## Requirement
Could you copy every line of the data that contains the word "label"?

== Data to examine

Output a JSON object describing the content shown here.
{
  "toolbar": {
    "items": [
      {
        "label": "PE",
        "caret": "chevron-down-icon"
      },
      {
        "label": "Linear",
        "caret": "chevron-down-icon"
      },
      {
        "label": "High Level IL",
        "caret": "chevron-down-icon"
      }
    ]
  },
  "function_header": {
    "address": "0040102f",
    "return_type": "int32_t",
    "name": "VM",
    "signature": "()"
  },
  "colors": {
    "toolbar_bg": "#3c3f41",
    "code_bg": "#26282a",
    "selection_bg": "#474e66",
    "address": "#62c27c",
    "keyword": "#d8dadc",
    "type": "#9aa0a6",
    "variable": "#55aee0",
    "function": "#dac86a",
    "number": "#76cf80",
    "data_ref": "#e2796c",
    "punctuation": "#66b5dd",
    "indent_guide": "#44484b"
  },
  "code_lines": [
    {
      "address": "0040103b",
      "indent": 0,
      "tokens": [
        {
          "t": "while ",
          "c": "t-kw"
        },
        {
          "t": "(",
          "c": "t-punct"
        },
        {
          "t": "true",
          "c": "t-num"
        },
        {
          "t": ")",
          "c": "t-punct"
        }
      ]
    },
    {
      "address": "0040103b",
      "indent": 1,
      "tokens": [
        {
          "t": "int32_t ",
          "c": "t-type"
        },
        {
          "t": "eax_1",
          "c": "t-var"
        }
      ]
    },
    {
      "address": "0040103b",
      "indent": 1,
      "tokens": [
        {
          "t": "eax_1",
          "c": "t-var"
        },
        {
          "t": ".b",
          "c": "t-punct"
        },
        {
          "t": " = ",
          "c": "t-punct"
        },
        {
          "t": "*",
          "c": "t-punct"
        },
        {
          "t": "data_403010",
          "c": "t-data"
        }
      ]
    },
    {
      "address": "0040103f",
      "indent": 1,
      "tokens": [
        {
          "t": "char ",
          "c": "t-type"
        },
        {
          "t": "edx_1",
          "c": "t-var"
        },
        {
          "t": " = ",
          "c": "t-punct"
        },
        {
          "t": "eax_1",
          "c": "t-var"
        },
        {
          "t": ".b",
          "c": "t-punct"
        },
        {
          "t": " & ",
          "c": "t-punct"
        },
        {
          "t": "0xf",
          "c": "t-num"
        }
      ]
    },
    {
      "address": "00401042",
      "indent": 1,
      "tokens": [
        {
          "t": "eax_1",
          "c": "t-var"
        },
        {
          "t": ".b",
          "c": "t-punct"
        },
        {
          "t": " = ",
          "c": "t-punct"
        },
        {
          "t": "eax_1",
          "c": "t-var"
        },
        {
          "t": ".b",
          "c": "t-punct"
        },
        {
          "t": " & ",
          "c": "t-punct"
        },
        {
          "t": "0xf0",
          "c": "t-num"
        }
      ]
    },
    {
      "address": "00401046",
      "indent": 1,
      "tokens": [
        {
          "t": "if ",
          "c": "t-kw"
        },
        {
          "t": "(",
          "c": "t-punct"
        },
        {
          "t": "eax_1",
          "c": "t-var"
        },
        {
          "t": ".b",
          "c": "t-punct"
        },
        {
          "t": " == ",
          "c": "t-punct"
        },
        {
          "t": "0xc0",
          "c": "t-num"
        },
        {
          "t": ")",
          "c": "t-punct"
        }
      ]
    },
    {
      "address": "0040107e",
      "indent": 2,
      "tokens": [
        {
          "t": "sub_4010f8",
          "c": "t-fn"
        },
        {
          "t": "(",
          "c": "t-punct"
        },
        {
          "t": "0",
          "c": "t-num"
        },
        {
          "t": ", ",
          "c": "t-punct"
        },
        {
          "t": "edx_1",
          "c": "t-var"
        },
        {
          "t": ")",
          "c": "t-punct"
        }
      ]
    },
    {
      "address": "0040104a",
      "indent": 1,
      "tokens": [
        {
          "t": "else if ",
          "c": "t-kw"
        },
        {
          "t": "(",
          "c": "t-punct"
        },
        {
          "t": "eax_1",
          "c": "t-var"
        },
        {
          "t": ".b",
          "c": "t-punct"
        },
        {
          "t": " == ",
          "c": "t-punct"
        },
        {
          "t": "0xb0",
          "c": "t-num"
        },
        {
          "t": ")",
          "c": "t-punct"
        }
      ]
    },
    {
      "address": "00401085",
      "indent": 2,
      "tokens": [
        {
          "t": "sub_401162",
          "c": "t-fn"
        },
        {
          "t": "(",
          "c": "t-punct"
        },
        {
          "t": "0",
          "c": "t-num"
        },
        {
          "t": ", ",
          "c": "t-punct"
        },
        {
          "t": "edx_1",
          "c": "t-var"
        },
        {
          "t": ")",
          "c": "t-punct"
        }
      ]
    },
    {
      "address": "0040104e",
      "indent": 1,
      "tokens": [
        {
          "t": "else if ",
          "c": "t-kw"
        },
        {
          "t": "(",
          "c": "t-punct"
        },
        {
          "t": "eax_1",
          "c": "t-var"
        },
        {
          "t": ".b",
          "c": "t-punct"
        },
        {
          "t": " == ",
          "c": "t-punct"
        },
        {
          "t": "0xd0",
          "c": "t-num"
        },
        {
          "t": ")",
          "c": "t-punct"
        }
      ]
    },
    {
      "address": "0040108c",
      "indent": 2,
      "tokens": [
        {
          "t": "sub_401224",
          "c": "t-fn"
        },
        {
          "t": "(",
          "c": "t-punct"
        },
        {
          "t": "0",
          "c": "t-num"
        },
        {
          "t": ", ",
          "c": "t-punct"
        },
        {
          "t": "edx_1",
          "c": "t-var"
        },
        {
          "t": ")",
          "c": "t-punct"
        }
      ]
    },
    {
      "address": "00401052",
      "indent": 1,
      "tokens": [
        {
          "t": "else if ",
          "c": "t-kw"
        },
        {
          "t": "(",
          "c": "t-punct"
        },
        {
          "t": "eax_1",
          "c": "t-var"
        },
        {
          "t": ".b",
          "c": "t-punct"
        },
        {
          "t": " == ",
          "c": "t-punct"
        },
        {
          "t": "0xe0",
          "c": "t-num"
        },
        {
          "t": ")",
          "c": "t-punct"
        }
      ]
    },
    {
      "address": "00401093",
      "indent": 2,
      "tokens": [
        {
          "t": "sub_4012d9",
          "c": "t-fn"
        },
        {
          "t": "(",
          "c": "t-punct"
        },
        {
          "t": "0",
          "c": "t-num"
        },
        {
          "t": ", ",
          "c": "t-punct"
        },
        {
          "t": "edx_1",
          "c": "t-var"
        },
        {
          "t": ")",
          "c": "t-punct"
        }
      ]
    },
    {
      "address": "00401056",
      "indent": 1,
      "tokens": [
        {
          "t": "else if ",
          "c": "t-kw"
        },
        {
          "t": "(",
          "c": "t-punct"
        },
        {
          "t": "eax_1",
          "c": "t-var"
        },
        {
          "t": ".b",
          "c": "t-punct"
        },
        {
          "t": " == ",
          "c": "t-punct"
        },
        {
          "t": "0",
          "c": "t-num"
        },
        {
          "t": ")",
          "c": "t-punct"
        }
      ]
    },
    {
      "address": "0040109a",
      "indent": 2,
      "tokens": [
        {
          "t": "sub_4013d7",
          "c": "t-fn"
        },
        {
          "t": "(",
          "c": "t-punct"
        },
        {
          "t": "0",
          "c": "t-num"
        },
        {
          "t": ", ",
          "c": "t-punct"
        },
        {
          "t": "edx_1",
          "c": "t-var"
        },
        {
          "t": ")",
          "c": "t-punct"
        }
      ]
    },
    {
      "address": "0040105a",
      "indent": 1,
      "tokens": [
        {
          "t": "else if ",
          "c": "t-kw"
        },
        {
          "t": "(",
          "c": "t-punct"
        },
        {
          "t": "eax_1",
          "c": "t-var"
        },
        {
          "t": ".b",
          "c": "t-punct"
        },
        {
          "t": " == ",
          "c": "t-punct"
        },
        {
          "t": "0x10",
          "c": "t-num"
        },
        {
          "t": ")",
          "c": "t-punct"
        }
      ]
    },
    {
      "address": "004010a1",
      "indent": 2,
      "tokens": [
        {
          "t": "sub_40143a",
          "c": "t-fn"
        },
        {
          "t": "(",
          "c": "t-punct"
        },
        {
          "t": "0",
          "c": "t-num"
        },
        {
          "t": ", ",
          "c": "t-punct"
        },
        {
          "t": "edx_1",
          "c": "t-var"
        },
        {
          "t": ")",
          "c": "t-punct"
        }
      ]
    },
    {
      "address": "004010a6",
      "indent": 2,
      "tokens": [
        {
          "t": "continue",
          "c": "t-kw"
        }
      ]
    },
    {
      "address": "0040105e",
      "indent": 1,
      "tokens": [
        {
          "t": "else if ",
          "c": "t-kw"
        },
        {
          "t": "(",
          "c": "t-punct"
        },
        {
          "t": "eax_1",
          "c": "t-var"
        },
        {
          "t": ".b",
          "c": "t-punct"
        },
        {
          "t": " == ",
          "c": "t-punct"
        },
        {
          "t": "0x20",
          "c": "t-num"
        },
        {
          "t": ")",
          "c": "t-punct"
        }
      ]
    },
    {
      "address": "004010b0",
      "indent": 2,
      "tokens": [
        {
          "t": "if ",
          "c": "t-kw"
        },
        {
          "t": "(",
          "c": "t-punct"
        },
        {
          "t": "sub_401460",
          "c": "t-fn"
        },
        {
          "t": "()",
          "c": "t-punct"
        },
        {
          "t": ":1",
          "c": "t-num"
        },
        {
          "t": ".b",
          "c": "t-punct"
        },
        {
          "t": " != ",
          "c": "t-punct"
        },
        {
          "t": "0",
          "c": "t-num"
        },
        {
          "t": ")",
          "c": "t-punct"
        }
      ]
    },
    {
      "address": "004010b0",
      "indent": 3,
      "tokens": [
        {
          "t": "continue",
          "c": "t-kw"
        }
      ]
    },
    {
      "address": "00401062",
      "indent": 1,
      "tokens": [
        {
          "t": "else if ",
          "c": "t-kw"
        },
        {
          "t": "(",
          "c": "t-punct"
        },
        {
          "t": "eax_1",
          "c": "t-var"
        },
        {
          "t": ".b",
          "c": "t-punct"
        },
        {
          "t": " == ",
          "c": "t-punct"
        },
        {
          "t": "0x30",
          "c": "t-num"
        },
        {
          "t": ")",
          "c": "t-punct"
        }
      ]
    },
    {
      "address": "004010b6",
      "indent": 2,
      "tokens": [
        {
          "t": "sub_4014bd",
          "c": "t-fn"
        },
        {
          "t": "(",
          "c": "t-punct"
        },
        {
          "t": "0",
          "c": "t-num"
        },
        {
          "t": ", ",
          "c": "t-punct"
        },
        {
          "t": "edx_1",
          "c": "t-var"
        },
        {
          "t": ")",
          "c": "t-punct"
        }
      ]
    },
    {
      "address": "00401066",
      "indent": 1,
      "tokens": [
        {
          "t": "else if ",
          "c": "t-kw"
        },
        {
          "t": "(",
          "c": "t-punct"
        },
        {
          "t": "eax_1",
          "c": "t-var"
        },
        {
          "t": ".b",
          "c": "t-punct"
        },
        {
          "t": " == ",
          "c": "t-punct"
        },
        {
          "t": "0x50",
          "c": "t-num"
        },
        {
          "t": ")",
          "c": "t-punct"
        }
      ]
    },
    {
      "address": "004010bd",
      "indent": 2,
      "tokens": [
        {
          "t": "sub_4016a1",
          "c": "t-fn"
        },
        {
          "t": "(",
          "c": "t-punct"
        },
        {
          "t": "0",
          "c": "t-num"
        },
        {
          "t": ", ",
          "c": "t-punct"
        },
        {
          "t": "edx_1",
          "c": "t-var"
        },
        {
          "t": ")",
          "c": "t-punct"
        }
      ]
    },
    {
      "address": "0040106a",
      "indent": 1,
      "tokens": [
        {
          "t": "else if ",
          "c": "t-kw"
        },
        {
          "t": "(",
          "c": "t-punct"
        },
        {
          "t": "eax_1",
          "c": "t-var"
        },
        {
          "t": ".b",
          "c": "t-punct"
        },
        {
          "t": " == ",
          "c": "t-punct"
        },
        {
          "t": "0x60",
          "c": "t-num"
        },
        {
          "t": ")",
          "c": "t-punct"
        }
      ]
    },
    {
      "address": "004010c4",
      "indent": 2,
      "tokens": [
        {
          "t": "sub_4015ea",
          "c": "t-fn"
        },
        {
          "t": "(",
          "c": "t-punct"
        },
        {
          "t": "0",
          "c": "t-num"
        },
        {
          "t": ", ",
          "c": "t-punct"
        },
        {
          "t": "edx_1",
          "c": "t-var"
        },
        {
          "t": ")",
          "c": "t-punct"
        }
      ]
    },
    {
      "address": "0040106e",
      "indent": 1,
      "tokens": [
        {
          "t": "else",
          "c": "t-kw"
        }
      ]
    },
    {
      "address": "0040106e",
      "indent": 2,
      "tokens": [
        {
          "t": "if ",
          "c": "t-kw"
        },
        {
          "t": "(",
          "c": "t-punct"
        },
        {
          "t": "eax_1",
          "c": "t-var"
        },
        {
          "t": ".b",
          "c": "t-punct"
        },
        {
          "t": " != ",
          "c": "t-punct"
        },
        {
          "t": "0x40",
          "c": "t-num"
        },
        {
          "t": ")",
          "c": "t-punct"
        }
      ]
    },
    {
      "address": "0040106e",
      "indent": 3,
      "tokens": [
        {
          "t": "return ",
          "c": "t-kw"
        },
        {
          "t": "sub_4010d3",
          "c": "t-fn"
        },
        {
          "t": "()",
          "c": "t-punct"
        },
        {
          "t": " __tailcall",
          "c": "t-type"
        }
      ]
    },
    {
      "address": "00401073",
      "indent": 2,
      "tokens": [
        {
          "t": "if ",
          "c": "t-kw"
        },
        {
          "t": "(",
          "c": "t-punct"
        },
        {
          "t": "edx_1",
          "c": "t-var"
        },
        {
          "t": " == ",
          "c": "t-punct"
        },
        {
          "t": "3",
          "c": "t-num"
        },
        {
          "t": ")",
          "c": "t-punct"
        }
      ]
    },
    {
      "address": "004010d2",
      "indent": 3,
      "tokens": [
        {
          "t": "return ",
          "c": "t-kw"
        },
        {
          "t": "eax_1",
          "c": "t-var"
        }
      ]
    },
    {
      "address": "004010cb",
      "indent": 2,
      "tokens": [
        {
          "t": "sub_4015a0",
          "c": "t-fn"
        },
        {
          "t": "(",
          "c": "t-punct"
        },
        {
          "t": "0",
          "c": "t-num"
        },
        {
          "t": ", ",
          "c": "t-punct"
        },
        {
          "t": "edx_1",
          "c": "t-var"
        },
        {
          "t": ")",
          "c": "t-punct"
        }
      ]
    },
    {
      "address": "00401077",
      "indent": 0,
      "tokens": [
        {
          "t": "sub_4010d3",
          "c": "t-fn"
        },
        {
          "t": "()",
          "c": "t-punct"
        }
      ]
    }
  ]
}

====

## Expected output
        "label": "PE",
        "label": "Linear",
        "label": "High Level IL",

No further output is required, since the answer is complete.